DIRECTIONS. Filter the records for lines holding the string "Default".

[DATASET EXTRACT — start]

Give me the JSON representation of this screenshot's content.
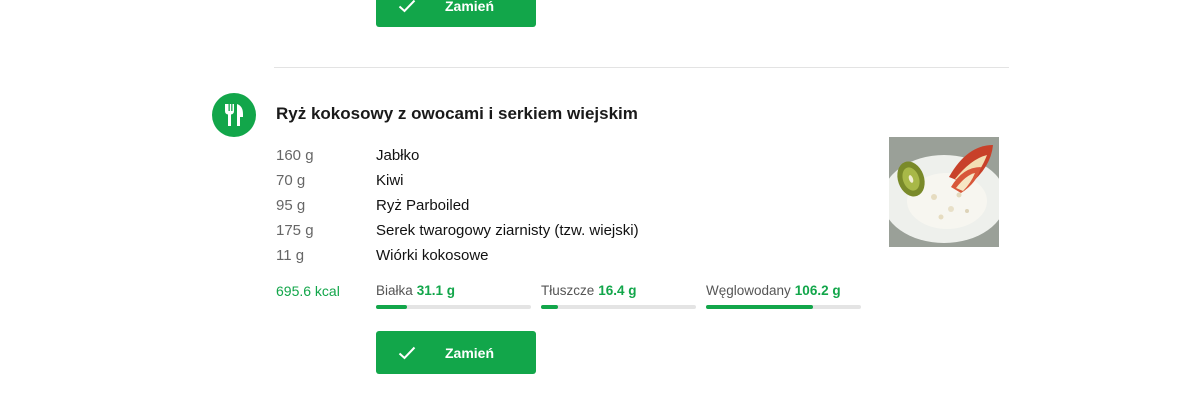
{
  "top_button": {
    "label": "Zamień"
  },
  "meal": {
    "title": "Ryż kokosowy z owocami i serkiem wiejskim",
    "ingredients": [
      {
        "amount": "160 g",
        "name": "Jabłko"
      },
      {
        "amount": "70 g",
        "name": "Kiwi"
      },
      {
        "amount": "95 g",
        "name": "Ryż Parboiled"
      },
      {
        "amount": "175 g",
        "name": "Serek twarogowy ziarnisty (tzw. wiejski)"
      },
      {
        "amount": "11 g",
        "name": "Wiórki kokosowe"
      }
    ],
    "kcal": "695.6 kcal",
    "macros": [
      {
        "name": "Białka",
        "value": "31.1 g",
        "fill_fraction": 0.2
      },
      {
        "name": "Tłuszcze",
        "value": "16.4 g",
        "fill_fraction": 0.11
      },
      {
        "name": "Węglowodany",
        "value": "106.2 g",
        "fill_fraction": 0.69
      }
    ],
    "swap_button": {
      "label": "Zamień"
    }
  },
  "colors": {
    "accent": "#12a64a",
    "track": "#e4e4e4",
    "divider": "#e3e3e3"
  },
  "icons": {
    "meal": "fork-knife-icon",
    "swap": "check-icon"
  }
}
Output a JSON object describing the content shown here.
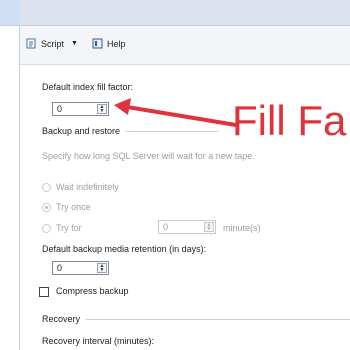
{
  "toolbar": {
    "script_label": "Script",
    "help_label": "Help"
  },
  "fill_factor": {
    "label": "Default index fill factor:",
    "value": "0"
  },
  "backup": {
    "section_label": "Backup and restore",
    "description": "Specify how long SQL Server will wait for a new tape.",
    "options": [
      {
        "label": "Wait indefinitely",
        "checked": false
      },
      {
        "label": "Try once",
        "checked": true
      },
      {
        "label": "Try for",
        "checked": false
      }
    ],
    "try_for_value": "0",
    "minutes_label": "minute(s)",
    "retention_label": "Default backup media retention (in days):",
    "retention_value": "0",
    "compress_label": "Compress backup"
  },
  "recovery": {
    "section_label": "Recovery",
    "interval_label": "Recovery interval (minutes):"
  },
  "annotation": {
    "text": "Fill Fa",
    "color": "#e0323a"
  }
}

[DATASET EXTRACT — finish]

SOLUTION TO THIS EXERCISE.
    "label": "Default index fill factor:",
    "retention_label": "Default backup media retention (in days):",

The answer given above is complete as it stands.